Rather than viewing this process as a battle between science vs. misinformation, we should instead focus our attention on defining the values we want to prioritize as we continue to sort through fast-moving and unstable evidence in a pandemic. Do we want to err on the side of doing something in the face of uncertain science, or reduce the potential for unintended negative effects? What types of evidence do we need, collectively, before we can agree that a treatment is effective or ineffective? Even within this debate, the choices are context specific: A particular disease and the way it presents may push a patient toward action. And some of the values that shape medicine itself are up for debate: In moments of crisis, when supplies and ER beds are short, triaging of patients can prioritize those who are young, white, rich, educated, and already in good health. Without critically examining the values and biases that shape these processes, we risk undermining trust in science and medicine, increasing the likelihood of medical misinformation
How can social platforms navigate this messy epistemological ecosystem that impacts every member of society during a pandemic? The imperative to get this right is especially high as we anticipate a second wave of COVID-19 in the United States. This is not an easy process and isn’t something social platforms can do on their own. It requires bringing experts to the table when making content removal decisions and assembling a truly multi-stakeholder framework—something far more complex than the Oversight Board that Facebook has created to mediate content removal decisions. This is especially true as the major public health bodies, the Centers for Disease Control and the World Health Organization, have either been slow to publish guidelines around COVID-19 or have advocated science that is deeply contested by researchers and academics. Since science is global, and many of the institutions producing cutting-edge research on COVID-19 are outside the United States, an international body of scientists, researchers, and public health experts would need to contribute to this process. Civil society groups and those who represent the diverse needs of vulnerable or minoritized communities would also need to be included.
This process will require input from diverse communities and public health institutions, and transparency about how content moderators are setting the parameters of what counts as settled or unsettled science. But COVID-19 could serve as a moment of public engagement with science that would build, rather than undermine, healthy conversation about how to act on uncertain medical evidence.
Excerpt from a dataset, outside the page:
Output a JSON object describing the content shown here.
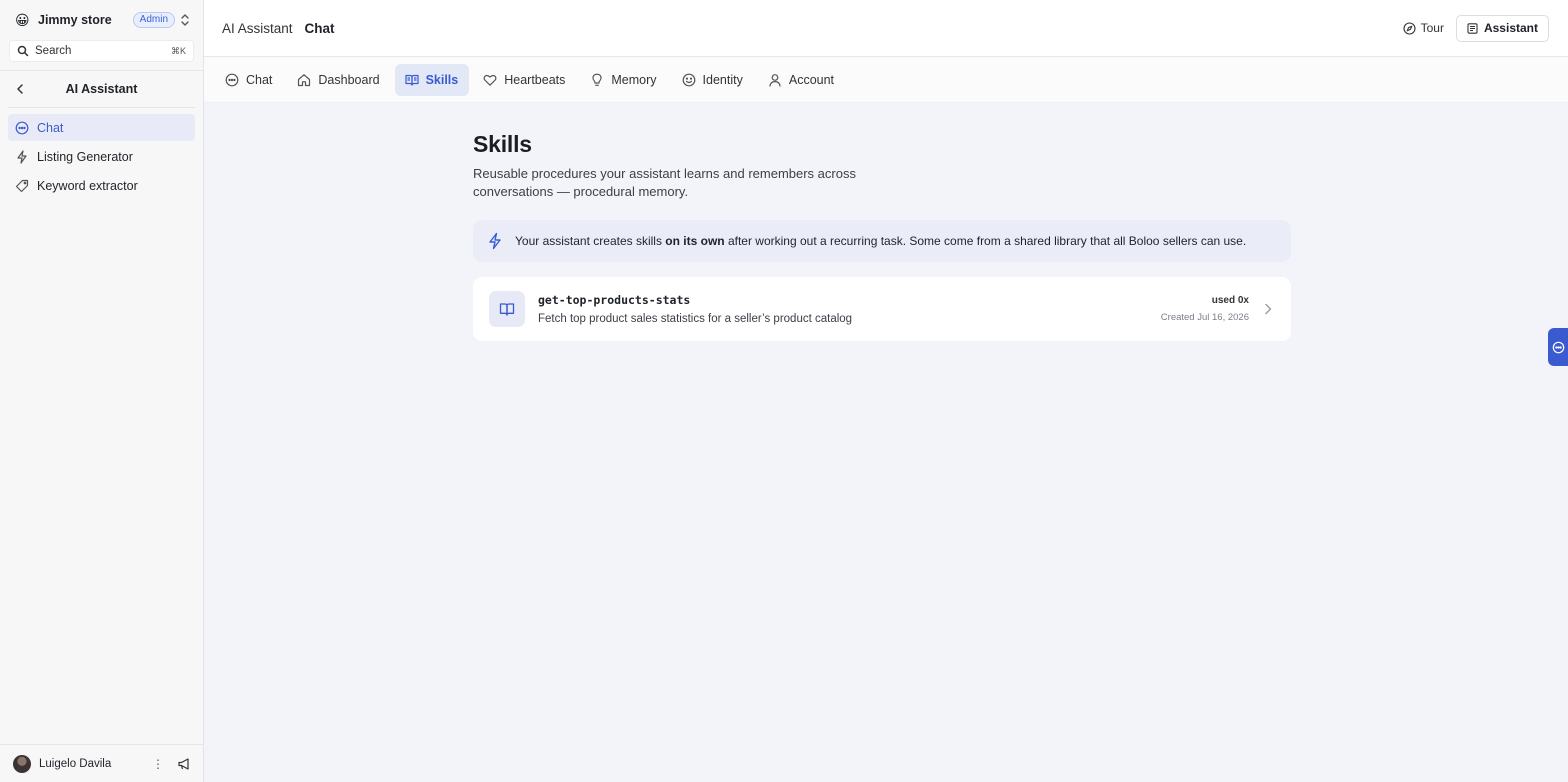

This seems particularly important in a moment when we are all patients, researchers, and decision-makers about our own health choices in the absence of a properly coordinated federal response to the virus.
Smitha Khorana is a journalist, academic, and former medical student, and is currently the newsroom outreach lead at Data & Society.
Kellie Owens is a researcher at Data & Society.
Facebook and Twitter provide financial support to the Brookings Institution, a nonprofit organization devoted to rigorous, independent, in-depth public policy research.